While it’s technically possible to use any kind of vase for your bouquets, the easiest vessel for beginners is a standard, regular-mouth Mason jar. A pint-size jar works well with shorter stems, while a quart-sized jar is perfect for larger flowers. The opening of these jars is just right: not so wide that flowers flop over, but not so narrow as to crowd them and crush the stems. You can also purchase a specialized lid insert to help hold stems in place for a totally professional look. If you don’t have a Mason jar handy, look for a vase with a mouth about three inches in diameter for best results.
Arranging Your Bouquet
The easiest way to arrange flowers is to form the bouquet in your hand first. Start by making a triangle or square with three or four of your largest flowers (think roses, marigolds, peonies, or any other dense bloom to anchor your bouquet). Don’t worry about the stems being even — focus on getting those flowers in a grouping that you like.
Next, begin to add other flowers by layering them around your base in concentric circles that are slightly lower in height. This will begin to from a rounded mound of flowers. Continue to hold stems in place with your hand, and be sure to check it from several angles so that the work is even. Don’t be afraid to start over if it doesn’t look right! When you’re happy with it, wrap some florist’s tape around the stems to replace your hand as the fastener.
Finally, hold the bouquet up to your vase or Mason jar to measure how long the stems should be. Start by placing the vase at the edge of a kitchen counter. Hold the flowers in front so that they are the height you’d like them in the vase and let the stems hang below the counters’ front edge. Trim any stems that hang below the bottom of the jar. Pop the flowers into the vase and you have yourself a beautiful, handmade arrangement!
Preserving Your Bouquets
To help your pretty flowers last as long as possible, make sure that no leaves hang into the water of the vase. If they do, remove your bouquet and trim them off to avoid rot and bacteria growth in your water. Water should always be clean and clear, so change it every other day. When you change the water, use your bypass pruning shears to cut 1/4 inch off of the stems, which allows them to easily take up fresh water again.

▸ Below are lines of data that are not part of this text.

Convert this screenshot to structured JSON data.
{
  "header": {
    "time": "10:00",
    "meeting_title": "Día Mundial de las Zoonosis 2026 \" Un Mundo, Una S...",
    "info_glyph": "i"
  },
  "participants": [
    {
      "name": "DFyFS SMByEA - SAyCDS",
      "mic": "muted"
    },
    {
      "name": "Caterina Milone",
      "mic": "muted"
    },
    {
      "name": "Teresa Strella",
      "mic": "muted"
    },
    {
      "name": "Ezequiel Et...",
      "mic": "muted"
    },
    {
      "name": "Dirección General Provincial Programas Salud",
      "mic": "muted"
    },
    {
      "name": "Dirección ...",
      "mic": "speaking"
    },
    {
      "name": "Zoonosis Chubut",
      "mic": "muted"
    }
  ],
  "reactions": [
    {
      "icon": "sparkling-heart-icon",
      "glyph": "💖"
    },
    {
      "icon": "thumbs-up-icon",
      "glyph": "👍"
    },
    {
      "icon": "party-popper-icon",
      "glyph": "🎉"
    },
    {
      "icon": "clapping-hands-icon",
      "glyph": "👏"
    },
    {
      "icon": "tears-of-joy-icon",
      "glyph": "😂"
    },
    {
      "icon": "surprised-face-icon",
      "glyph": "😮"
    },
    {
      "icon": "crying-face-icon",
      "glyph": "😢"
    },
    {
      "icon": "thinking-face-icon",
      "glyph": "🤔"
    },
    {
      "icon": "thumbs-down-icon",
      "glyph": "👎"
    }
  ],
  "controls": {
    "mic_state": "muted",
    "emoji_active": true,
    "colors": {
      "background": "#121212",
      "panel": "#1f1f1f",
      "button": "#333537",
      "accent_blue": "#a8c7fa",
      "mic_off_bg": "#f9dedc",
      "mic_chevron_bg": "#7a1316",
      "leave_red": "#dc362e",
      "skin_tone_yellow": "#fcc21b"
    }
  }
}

It’s also helpful to feed your flowers to keep them bright and open for longer. The easiest solution is to add a packet of commercial flower food to the water of the vase, but you can also make your own by mixing 1/4 cup of 7-Up or Sprite with 3/4 cup water and 1/4 teaspoon of bleach. The sugar feeds the flowers while the citrus and bleach prevent bacteria and mold growth.
Choosing Your Colors
There’s really no right or wrong way to make a lovely garden bouquet, since all flowers are beautiful in their own way. To avoid clashing colors and have a sure-fire winner every time, consider these tricks for combining flowers gracefully:
- Go monochromatic. You can’t go wrong with a bouquet that features flowers that are all the same color. For example, highlight your purple flowers by adding deep royal salvia, lavender, and light colored lilacs or garden phlox.
- Add greenery. If you’re worried that your bouquet is too sparse, add interesting leaves to the mix. Large hosta and fern leaves will fill out your bouquet and help it look lush and bountiful.
- Opposites attract. Keep the color wheel in mind when selecting flowers for multi-colored bouquets. Choose complementary combinations like blue with orange or yellow with purple for visual interest. White flowers always work well as a third hue for blending.
With a little practice, your flower arrangements will become more interesting, and you’ll be able to make them more quickly. You’ll also develop an eye for which blooms look great together as different flowers grow and change throughout the season. No two bouquets will ever be quite the same, so enjoy the freedom to do something new with your flowers each time you get out those shears to make something beautiful for your home.